|US8701568||Sep 12, 2012||Apr 22, 2014||Steelcase Inc.||Rail and desk with sliding top and power access (C:SCAPE)|
|US20030223110 *||May 30, 2002||Dec 4, 2003||George Mauro||Microscope stage|
|US20040256571 *||Jun 17, 2004||Dec 23, 2004||Olympus Corporation||Cell cultivating and detecting device|
|US20090310215 *||Jan 11, 2008||Dec 17, 2009||Renishaw Plc||Sample positioning apparatus|
|US20100073672 *||Jan 11, 2008||Mar 25, 2010||Renishaw Plc||Sample positioning stage and method of operation|

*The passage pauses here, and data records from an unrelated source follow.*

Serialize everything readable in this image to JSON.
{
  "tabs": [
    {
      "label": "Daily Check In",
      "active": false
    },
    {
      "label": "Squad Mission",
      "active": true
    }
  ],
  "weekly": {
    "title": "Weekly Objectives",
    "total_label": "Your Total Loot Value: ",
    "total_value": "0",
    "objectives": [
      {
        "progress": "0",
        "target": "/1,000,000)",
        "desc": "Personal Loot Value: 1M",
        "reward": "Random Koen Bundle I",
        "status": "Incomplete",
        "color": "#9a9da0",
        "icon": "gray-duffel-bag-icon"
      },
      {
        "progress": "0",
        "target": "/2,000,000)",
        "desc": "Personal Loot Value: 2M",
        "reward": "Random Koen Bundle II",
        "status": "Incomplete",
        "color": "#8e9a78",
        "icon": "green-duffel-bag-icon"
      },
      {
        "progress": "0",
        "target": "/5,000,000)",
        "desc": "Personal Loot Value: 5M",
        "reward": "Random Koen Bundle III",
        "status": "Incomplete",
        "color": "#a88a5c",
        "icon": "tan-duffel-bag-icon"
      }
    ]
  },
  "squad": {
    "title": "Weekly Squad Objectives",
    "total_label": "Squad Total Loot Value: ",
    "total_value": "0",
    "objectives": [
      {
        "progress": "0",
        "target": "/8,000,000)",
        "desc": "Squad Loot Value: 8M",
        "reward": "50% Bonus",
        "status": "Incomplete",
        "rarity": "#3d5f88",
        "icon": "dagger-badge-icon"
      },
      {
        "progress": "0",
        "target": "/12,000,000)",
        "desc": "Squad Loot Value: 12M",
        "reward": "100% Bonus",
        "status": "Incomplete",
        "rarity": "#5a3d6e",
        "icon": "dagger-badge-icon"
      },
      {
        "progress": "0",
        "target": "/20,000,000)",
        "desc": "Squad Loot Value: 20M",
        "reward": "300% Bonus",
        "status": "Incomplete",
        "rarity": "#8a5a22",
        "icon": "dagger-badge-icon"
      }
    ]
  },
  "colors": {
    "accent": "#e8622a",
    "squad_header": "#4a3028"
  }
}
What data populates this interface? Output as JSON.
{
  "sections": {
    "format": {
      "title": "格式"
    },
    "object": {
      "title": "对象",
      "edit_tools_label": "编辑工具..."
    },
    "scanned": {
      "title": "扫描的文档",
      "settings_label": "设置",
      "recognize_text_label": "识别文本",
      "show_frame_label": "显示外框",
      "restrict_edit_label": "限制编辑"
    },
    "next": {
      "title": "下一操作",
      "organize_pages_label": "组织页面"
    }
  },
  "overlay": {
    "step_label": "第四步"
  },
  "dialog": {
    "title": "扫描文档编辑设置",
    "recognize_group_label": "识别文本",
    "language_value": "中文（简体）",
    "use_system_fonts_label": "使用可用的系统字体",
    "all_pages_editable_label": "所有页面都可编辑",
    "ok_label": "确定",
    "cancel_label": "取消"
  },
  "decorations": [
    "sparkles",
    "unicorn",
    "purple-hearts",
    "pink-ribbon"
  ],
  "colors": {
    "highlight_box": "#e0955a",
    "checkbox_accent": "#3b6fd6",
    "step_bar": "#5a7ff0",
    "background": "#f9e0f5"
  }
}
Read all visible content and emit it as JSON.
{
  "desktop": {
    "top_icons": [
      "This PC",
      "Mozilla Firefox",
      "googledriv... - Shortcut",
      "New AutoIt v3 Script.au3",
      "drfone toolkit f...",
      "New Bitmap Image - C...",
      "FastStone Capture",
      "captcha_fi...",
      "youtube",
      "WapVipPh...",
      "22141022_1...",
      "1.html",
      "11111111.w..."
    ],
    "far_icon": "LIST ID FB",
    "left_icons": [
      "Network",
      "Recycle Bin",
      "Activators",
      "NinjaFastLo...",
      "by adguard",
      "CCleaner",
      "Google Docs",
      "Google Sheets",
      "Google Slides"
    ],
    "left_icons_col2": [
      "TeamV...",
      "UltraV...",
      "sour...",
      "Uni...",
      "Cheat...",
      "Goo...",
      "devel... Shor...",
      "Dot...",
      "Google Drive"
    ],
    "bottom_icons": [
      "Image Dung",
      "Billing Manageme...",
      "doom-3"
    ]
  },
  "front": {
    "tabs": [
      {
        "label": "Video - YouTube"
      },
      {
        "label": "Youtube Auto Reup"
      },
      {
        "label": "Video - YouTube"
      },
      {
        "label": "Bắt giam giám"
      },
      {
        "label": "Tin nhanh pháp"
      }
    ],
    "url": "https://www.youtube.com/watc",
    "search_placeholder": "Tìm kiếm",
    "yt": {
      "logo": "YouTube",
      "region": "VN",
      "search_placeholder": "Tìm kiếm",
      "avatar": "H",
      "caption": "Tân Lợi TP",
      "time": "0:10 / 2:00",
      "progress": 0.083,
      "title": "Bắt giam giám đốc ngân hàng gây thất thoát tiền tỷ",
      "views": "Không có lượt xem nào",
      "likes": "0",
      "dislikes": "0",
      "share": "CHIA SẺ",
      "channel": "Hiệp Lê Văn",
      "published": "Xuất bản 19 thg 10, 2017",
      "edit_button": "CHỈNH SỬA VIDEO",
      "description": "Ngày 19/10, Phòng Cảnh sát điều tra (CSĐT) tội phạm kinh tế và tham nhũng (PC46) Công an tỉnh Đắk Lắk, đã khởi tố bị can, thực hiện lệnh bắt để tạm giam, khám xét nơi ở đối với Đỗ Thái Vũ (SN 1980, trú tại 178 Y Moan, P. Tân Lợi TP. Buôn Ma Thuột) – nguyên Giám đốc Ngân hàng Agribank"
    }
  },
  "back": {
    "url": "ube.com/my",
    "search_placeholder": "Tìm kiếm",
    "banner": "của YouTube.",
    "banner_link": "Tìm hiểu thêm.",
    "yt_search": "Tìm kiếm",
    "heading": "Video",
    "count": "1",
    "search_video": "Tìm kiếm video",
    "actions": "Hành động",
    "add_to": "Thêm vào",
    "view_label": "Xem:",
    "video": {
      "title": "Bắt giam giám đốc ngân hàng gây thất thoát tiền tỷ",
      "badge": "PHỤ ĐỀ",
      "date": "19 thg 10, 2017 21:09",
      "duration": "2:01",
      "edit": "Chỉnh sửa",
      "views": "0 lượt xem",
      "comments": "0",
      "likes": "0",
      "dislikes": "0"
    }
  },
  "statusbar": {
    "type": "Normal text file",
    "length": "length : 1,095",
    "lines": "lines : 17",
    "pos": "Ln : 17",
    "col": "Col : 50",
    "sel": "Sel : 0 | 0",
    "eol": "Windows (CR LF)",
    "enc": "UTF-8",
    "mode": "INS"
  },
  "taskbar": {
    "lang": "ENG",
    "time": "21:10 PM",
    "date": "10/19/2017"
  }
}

|CN100538431C||Mar 12, 2004||Sep 9, 2009||株式会社尼康||Stage, and biological microscope with the stage|
|CN101583896B||Jan 11, 2008||Jul 6, 2011||瑞尼斯豪公司||A sample positioning stage and method of operation|
|CN105068233A *||Jul 31, 2015||Nov 18, 2015||梧州奥卡光学仪器有限公司||Microscope objective table|
|EP1367423A1 *||May 28, 2003||Dec 3, 2003||George Mauro||Play-free positionable microscope stage|
|WO2008084242A1 *||Jan 11, 2008||Jul 17, 2008||Renishaw Plc||A sample positioning stage and method of operation|
|U.S. Classification||74/490.15, 108/143|
|International Classification||G12B5/00, B23Q1/62, B23Q5/38, G02B21/26, B23Q5/56|
|Cooperative Classification||Y10T74/2039, B23Q1/621, G02B21/26, G12B5/00, B23Q5/56, B23Q5/385|
|European Classification||B23Q5/38B, G12B5/00, B23Q5/56, B23Q1/62A, G02B21/26|
|May 21, 1991||AS||Assignment|
Owner name: OLYMPUS OTPICAL CO., LTD.
Free format text: ASSIGNMENT OF ASSIGNORS INTEREST.;ASSIGNOR:DOSAKA, SHINICHI;REEL/FRAME:005714/0005
Effective date: 19910208
|Dec 6, 1996||FPAY||Fee payment|
Year of fee payment: 4
|Dec 29, 2000||FPAY||Fee payment|
Year of fee payment: 8
|Dec 21, 2004||FPAY||Fee payment|
Year of fee payment: 12